PowerLink or "Missing Link?"
A recent documentary video by the group Clean Skies, which is funded by the natural gas lobby, gives a fairly unbiased look at SDG&E's efforts to promote the "Sunrise PowerLink." The video (featured below) actually quotes an SDG&E spokesperson referring to the Sunrise Transmission Project as the "missing link," but a quick look at the facts are enough to make Charles Darwin shudder.
If you've studied the Sunrise PowerLink and visited our Web site, you know that the PowerLink is an over-priced backward technology designed to thwart the region from achieving meaningful energy independence. Like the original "missing link" it must either evolve or perish.
The Sunrise PowerLink has other things in common with the original "missing link," too.

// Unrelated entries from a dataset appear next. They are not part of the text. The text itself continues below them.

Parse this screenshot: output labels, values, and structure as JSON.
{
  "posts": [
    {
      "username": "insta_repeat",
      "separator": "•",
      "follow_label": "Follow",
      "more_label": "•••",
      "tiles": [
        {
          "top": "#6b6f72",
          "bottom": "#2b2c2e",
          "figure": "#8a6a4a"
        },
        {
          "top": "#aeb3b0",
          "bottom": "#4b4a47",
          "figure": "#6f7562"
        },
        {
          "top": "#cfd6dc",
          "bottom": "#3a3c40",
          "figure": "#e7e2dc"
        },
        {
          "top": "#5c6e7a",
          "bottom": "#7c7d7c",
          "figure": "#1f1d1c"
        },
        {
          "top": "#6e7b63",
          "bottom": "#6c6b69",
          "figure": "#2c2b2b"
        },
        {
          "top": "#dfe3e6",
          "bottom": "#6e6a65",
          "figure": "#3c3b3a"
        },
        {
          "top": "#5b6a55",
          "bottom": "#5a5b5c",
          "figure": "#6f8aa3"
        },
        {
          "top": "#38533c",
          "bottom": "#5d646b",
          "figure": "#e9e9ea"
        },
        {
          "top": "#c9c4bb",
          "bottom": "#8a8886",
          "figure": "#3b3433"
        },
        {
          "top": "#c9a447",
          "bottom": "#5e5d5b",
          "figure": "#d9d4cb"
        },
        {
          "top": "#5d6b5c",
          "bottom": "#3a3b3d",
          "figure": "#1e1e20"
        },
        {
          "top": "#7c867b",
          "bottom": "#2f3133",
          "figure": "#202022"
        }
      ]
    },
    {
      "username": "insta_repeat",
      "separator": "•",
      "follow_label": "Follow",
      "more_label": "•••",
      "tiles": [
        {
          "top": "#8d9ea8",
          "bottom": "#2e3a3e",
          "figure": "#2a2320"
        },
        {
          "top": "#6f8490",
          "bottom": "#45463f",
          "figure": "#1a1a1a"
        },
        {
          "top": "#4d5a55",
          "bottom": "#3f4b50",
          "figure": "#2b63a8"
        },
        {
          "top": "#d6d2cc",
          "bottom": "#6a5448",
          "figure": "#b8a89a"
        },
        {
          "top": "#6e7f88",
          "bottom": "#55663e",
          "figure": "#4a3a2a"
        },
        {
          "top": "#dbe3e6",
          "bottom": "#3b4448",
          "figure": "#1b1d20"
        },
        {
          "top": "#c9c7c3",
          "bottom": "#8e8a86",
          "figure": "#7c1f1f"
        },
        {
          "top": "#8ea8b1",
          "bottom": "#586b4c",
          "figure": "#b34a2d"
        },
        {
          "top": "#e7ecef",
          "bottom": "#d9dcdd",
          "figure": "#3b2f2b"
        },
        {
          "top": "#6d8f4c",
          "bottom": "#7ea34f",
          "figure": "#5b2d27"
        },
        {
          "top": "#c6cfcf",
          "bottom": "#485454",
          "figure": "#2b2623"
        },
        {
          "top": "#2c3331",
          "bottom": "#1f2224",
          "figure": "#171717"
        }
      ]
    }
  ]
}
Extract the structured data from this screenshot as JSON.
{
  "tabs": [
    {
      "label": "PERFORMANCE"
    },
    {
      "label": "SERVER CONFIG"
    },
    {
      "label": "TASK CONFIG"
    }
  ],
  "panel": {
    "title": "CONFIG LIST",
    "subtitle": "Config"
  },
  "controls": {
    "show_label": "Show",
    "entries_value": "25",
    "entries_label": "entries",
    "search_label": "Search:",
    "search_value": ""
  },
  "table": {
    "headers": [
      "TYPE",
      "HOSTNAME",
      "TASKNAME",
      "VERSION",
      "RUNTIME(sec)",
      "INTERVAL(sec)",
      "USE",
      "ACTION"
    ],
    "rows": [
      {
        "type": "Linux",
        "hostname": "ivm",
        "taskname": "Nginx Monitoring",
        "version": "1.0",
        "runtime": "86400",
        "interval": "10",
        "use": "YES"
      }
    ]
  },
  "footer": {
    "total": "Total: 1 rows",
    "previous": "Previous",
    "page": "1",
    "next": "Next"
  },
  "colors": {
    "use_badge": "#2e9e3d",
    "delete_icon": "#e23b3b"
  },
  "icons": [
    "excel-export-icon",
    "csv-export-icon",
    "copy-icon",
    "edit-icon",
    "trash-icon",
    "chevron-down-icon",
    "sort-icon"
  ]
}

It is primitive and backward: Despite its thin veneer of high-tech splendor, Sunrise is a primitive solution from the last century that deserves to go extinct. The modern model of energy generation is called "distributed generation." With distributed generation, energy is drawn from many small locally generated sources such as photo-voltaic solar panels on residential rooftops. Distributed generation is critical to America's energy independence. And that's why SDG&E doesn't like it, because it can't be controlled. SDG&E's prefers centralized power. Specifically, an outdated Soviet Union style monopoly where power is controlled, generated, and sold by one big central organization. The old model isn't just a missing link, it is a dinosaur.
You may recall that the original missing link also harnessed fire. SDG&E on the other hand, has been found guilty of starting fires. Lots of them.*
And finally, just as Neanderthal man was a threat to the wildlife (note the big horn sheep skull in the rendering above) so too, is SDG&E. Environmentalists aren't opposing simply because it is an environmental hazard, but also because there are no guarantees that the line will be used to transport green energy. None. In 1984, SDG&E promised to import green energy over the South West Power Link and never honored its promises.
The missing link is very costly.
As this documentary shows, the Sunrise PowerLink is an unnecessary multi-billion dollar boondoggle. In it you will hear UCAN's Executive Director, Michael Shames, describe it as "Remarkably, mind-numbingly, jawdroppingly expensive." How mind-numbingly expensive? At more than two billion dollars for a 119 miles of line, it will cost $16.8 million per mile, or about $265 an inch.
Will you miss the Missing Link?
*In fairness, it should be noted that if built, the Sunrise PowerLink is not expected be much of a fire hazard, but it is also fair to say that unlike the missing link, SDG&E has had trouble with fire.